Staff picture: Tim Pittaway
Social, Economic and Geographical Sciences
Social, Economic and Geographical Sciences
Social Researcher in Rural Digitalisation
+44 (0)344 928 5428 (*)

The James Hutton Institute
Aberdeen AB15 8QH
Scotland UK


Tim is a Social Researcher in Rural Digitalisation within James Hutton Institute, working in the Social, Economic and Geographical Sciences Group (SEGS) department. SEGS represents the fields of economics, geography, politics, sociology, anthropology, and psychology.

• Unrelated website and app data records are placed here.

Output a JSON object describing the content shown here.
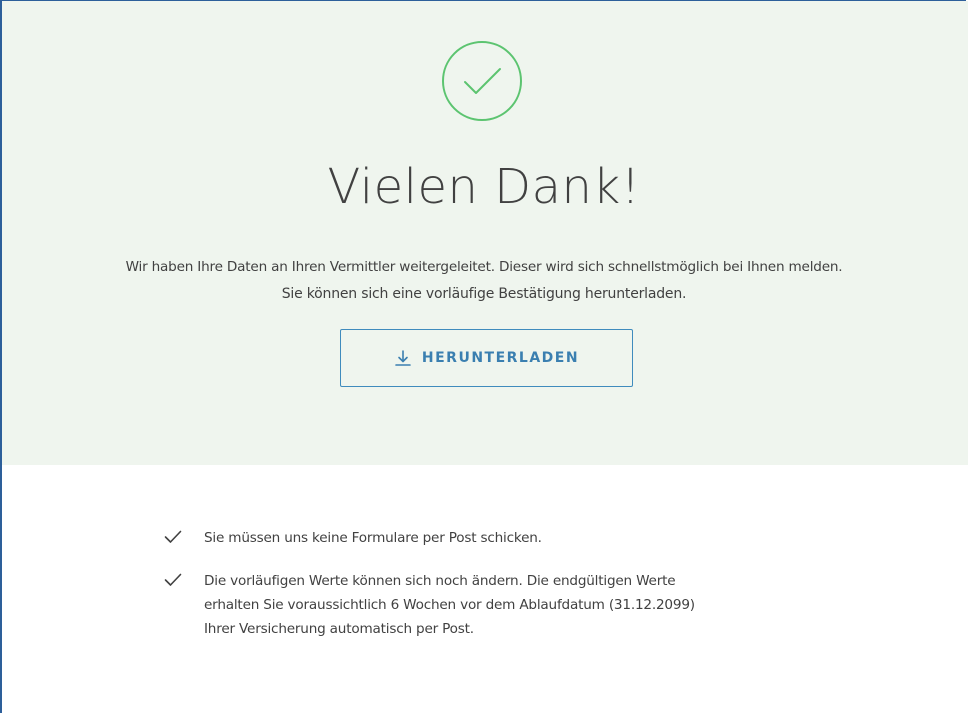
{
  "confirmation": {
    "title": "Vielen Dank!",
    "message_line1": "Wir haben Ihre Daten an Ihren Vermittler weitergeleitet. Dieser wird sich schnellstmöglich bei Ihnen melden.",
    "message_line2": "Sie können sich eine vorläufige Bestätigung herunterladen.",
    "download_label": "HERUNTERLADEN",
    "icons": {
      "success": "check-circle-icon",
      "download": "download-icon",
      "list_bullet": "checkmark-icon"
    },
    "colors": {
      "hero_background": "#eff5ee",
      "success_green": "#5cc470",
      "button_blue": "#3a7fb0",
      "text": "#414141"
    }
  },
  "info_list": {
    "items": [
      {
        "text": "Sie müssen uns keine Formulare per Post schicken."
      },
      {
        "line1": "Die vorläufigen Werte können sich noch ändern. Die endgültigen Werte",
        "line2": "erhalten Sie voraussichtlich 6 Wochen vor dem Ablaufdatum (31.12.2099)",
        "line3": "Ihrer Versicherung automatisch per Post."
      }
    ]
  }
}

Tim has a background in rural agriculture; sustainable livelihoods; agricultural technology; small-scale farming, and food security. He has been involved with Erasmus+ and Horizon programmes, which have provided collaborative and research experience with UK and European institutions.

Before joining the James Hutton Institute, he conducted several research projects on Southern African subsistence farmers’ production, small-scale farming and indigenous agriculture practices. During his academic career, he was involved in conservation agriculture and agriculture-related export industries. Tim is interested in the impact of connecting land, people and the environment.


Current research interests

  • User-friendly approaches and methods of technologies applied in agriculture knowledge and innovation systems.
  • The benefits and costs of farm technology.
  • Nature-based solution governance techniques and models.


Past research

  • Socio-economic importance of indigenous vegetables in rural livelihoods.

  • Supply chain participation for small-scale ostrich farmers.

  • Smal-scale farmers' required compliance in the beef value chain in Southern Africa.

  • Social networking for small-scale farms extension support.


Lecturing and postgraduate supervision

Tim was previously a senior lecturer and postgraduate supervisor in the Agriculture Management Department at Nelson Mandela University.


Printed from /staff/tim-pittaway on 20/04/24 12:25:51 PM

The James Hutton Research Institute is the result of the merger in April 2011 of MLURI and SCRI. This merger formed a new powerhouse for research into food, land use, and climate change.